Assignment — Copy out every line in the entries below that includes "text".

Top of Study material

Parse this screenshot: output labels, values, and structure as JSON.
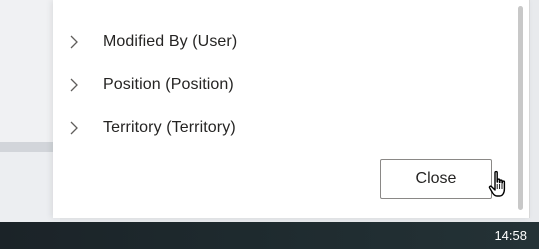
{
  "dialog": {
    "tree_items": [
      {
        "label": "Modified By (User)",
        "icon": "chevron-right-icon"
      },
      {
        "label": "Position (Position)",
        "icon": "chevron-right-icon"
      },
      {
        "label": "Territory (Territory)",
        "icon": "chevron-right-icon"
      }
    ],
    "close_label": "Close"
  },
  "taskbar": {
    "clock": "14:58"
  },
  "colors": {
    "taskbar_bg": "#1e2a2e",
    "button_border": "#8a8886",
    "text": "#252423"
  }
}
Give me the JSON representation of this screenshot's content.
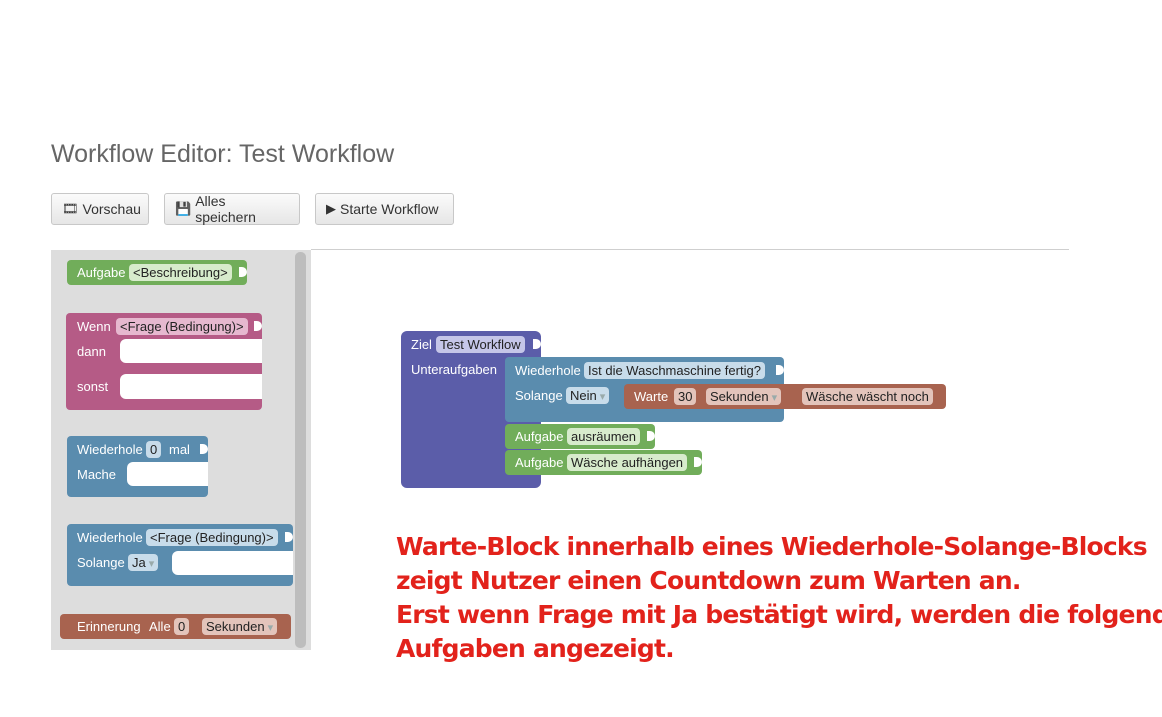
{
  "page": {
    "title": "Workflow Editor: Test Workflow"
  },
  "toolbar": {
    "preview_label": "Vorschau",
    "save_label": "Alles speichern",
    "start_label": "Starte Workflow"
  },
  "toolbox": {
    "task": {
      "label": "Aufgabe",
      "field": "<Beschreibung>"
    },
    "if_block": {
      "label": "Wenn",
      "field": "<Frage (Bedingung)>",
      "then": "dann",
      "else": "sonst"
    },
    "repeat_times": {
      "label": "Wiederhole",
      "count": "0",
      "suffix": "mal",
      "do": "Mache"
    },
    "repeat_while": {
      "label": "Wiederhole",
      "field": "<Frage (Bedingung)>",
      "while": "Solange",
      "option": "Ja"
    },
    "reminder": {
      "label": "Erinnerung",
      "every": "Alle",
      "count": "0",
      "unit": "Sekunden"
    }
  },
  "workspace": {
    "goal": {
      "label": "Ziel",
      "name": "Test Workflow",
      "subtasks": "Unteraufgaben"
    },
    "repeat": {
      "label": "Wiederhole",
      "question": "Ist die Waschmaschine fertig?",
      "while": "Solange",
      "option": "Nein"
    },
    "wait": {
      "label": "Warte",
      "count": "30",
      "unit": "Sekunden",
      "message": "Wäsche wäscht noch"
    },
    "task1": {
      "label": "Aufgabe",
      "text": "ausräumen"
    },
    "task2": {
      "label": "Aufgabe",
      "text": "Wäsche aufhängen"
    }
  },
  "caption": {
    "line1": "Warte-Block innerhalb eines Wiederhole-Solange-Blocks",
    "line2": "zeigt Nutzer einen Countdown zum Warten an.",
    "line3": "Erst wenn Frage mit Ja bestätigt wird, werden die folgenden",
    "line4": "Aufgaben angezeigt."
  },
  "colors": {
    "task": "#71ad5a",
    "if": "#b55b86",
    "loop": "#5a8cae",
    "wait": "#a8634f",
    "goal": "#5b5da9",
    "caption": "#e2221b"
  }
}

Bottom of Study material

Written response —
    "text": "#252423"
      "text": "ausräumen"
      "text": "Wäsche aufhängen"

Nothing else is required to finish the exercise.